In a precedent setting decision, the Ninth Circuit affirmed dismissal of a putative class action in In re Century Aluminum Co. Securities Litigation, significantly raising the pleading bar in Section 11 cases. Plaintiffs alleged that Century Aluminum and its underwriters, Credit Suisse and Morgan Stanley, issued false and misleading statements in connection with a secondary offering. The Ninth Circuit applied the Twombly/Iqbal “plausibility” standard, holding that those decisions no longer make it possible for plaintiffs to simply allege without plausible supporting facts that their shares can be “traced” back to a secondary offering. The court’s decision in Century Aluminum may mean that Ninth Circuit plaintiffs filing suit under Section 11 who rely on aftermarket purchases, and cannot otherwise plead plausible facts they purchased in the secondary offering itself, face a near impossible uphill battle at the pleading stage when alleging tracing.
Section 11 provides a remedy to shareholders who purchase securities under “a materially false or misleading registration statement.” When shares are issued under only one such registration statement, this tracing requirement is not a problem. However, when shares are issued under multiple registration statements, tracing back to the allegedly misleading registration statement can be extremely difficult. The court acknowledged that tracing to a secondary offering is “often impossible,” but noted that the tracing requirement “is the condition Congress has imposed for granting access to the ‘relaxed liability requirements’ that Section 11 affords.”
Century Aluminum issued 49 million shares in an Initial Public Offering that were already trading when plaintiffs purchased their shares. In a prospectus supplement on January 28, 2009, an additional 25 million shares entered the market. Plaintiffs alleged they had standing to pursue a Section 11 claim because they “purchased Century Aluminum Common Stock directly traceable to the Company’s Secondary Offering.” In support of their tracing theory, plaintiffs argued that their shares were purchased on dates that showed sharp spikes in trading activity, indicating the flood of new shares as a result of the allegedly misleading prospectus supplement. Read More
On September 20, 2012, the Financial Services Roundtable (FSR), a trade organization representing the 100 largest financial services companies in the country, announced that former Minnesota Governor Tim Pawlenty will become its new President and Chief Executive Officer on November 1. Pawlenty will succeed Steve Bartlett, who announced his retirement plans in March.

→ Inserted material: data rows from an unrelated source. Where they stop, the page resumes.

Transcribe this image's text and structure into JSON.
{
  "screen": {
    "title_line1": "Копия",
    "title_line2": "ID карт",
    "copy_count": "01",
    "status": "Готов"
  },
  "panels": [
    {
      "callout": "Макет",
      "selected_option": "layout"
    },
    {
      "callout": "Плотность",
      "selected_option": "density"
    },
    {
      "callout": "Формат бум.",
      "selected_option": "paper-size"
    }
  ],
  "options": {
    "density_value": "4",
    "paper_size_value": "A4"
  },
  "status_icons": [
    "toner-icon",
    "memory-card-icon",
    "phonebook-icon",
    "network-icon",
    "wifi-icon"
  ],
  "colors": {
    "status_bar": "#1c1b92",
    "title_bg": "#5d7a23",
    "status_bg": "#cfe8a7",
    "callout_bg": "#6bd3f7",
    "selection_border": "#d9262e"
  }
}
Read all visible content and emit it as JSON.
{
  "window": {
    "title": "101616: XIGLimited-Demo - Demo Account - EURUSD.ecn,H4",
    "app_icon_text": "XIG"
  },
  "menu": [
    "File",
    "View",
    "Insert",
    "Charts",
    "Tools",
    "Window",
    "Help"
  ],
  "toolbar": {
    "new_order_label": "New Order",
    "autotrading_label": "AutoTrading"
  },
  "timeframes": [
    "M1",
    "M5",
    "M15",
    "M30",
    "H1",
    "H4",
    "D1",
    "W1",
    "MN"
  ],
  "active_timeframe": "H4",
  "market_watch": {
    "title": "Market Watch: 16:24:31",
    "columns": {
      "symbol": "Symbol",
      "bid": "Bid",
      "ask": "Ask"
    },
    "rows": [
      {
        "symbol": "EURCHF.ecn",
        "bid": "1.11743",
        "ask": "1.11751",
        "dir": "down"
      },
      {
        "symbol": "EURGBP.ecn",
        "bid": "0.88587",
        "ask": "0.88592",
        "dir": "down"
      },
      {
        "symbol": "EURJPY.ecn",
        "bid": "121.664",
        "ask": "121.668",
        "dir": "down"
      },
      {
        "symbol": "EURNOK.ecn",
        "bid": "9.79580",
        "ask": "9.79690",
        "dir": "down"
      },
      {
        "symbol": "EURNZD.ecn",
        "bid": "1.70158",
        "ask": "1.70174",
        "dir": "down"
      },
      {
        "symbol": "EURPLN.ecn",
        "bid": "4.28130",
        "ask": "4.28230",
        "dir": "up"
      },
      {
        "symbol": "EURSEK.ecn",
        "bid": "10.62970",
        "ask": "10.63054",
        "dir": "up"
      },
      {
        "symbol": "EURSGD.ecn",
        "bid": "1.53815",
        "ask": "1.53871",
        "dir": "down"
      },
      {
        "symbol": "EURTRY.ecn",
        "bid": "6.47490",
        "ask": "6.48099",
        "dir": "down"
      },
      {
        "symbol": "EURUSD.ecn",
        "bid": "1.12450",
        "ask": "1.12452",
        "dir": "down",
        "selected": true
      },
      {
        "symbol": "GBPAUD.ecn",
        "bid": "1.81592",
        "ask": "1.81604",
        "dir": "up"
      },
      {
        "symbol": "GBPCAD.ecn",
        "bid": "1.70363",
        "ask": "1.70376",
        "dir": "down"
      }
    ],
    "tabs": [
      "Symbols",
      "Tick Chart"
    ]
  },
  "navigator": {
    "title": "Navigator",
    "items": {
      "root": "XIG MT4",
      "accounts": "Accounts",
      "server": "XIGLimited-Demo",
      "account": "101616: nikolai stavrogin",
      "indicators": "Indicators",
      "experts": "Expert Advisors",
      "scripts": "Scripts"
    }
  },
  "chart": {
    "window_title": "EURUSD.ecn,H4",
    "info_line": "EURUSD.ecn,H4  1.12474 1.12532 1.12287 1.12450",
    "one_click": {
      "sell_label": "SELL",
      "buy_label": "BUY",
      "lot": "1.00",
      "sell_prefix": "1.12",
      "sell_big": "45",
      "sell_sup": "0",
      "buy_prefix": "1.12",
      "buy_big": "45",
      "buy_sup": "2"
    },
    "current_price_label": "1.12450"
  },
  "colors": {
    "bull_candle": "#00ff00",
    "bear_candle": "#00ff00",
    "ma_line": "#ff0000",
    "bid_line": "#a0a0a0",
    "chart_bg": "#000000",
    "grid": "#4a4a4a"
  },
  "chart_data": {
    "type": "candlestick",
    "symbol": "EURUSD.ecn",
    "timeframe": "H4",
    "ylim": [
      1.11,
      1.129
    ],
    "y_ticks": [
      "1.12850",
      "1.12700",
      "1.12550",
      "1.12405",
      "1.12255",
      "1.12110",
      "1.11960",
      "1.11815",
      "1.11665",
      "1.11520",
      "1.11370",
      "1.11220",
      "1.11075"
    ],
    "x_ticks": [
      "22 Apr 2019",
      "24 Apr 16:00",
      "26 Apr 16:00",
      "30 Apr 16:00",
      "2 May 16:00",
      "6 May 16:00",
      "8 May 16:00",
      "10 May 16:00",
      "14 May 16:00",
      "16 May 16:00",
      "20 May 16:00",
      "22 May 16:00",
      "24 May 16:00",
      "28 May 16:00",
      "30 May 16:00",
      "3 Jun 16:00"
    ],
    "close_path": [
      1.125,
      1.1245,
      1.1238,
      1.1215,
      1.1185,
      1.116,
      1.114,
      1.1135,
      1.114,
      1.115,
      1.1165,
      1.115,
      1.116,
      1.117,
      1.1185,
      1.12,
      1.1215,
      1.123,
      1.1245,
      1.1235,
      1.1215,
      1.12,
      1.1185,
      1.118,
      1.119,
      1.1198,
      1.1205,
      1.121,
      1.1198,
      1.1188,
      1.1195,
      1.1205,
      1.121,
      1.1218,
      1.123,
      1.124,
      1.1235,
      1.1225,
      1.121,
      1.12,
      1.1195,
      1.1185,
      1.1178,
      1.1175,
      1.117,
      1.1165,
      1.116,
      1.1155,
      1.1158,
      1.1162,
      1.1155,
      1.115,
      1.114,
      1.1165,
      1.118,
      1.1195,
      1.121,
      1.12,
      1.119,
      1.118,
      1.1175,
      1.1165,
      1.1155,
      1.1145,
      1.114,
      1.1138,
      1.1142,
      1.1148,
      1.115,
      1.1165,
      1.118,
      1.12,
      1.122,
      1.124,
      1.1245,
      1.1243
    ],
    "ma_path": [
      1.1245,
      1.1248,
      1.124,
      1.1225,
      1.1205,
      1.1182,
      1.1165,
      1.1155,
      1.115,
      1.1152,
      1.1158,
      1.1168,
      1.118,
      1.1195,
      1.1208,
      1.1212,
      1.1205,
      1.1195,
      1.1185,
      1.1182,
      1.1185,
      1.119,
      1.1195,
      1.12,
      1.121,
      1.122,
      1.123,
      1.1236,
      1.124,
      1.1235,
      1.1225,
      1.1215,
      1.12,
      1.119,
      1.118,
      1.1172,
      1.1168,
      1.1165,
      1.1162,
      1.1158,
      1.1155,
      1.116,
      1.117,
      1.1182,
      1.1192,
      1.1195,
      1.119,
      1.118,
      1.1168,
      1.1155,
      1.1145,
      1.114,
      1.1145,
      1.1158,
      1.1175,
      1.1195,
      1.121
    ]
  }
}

Pawlenty spent 15 years as a labor lawyer before serving as a state representative and later Governor of Minnesota.
FSR actively lobbies for changes to the Dodd-Frank Act and its supporting regulations. Its goals include defeating Dodd-Frank’s price controls on debit card fees, the Volcker Rule, and whistleblower provisions. Dodd-Frank requires the drafting of over 300 new regulations that will apply to banks and other financial firms. FSR took the lead on past deregulation efforts, including some of the efforts to repeal the Glass-Steagall restrictions on affiliations between banks and insurance companies. FSR has also filed amici briefs in several important financial cases at both the appellate and Supreme Court level. Read More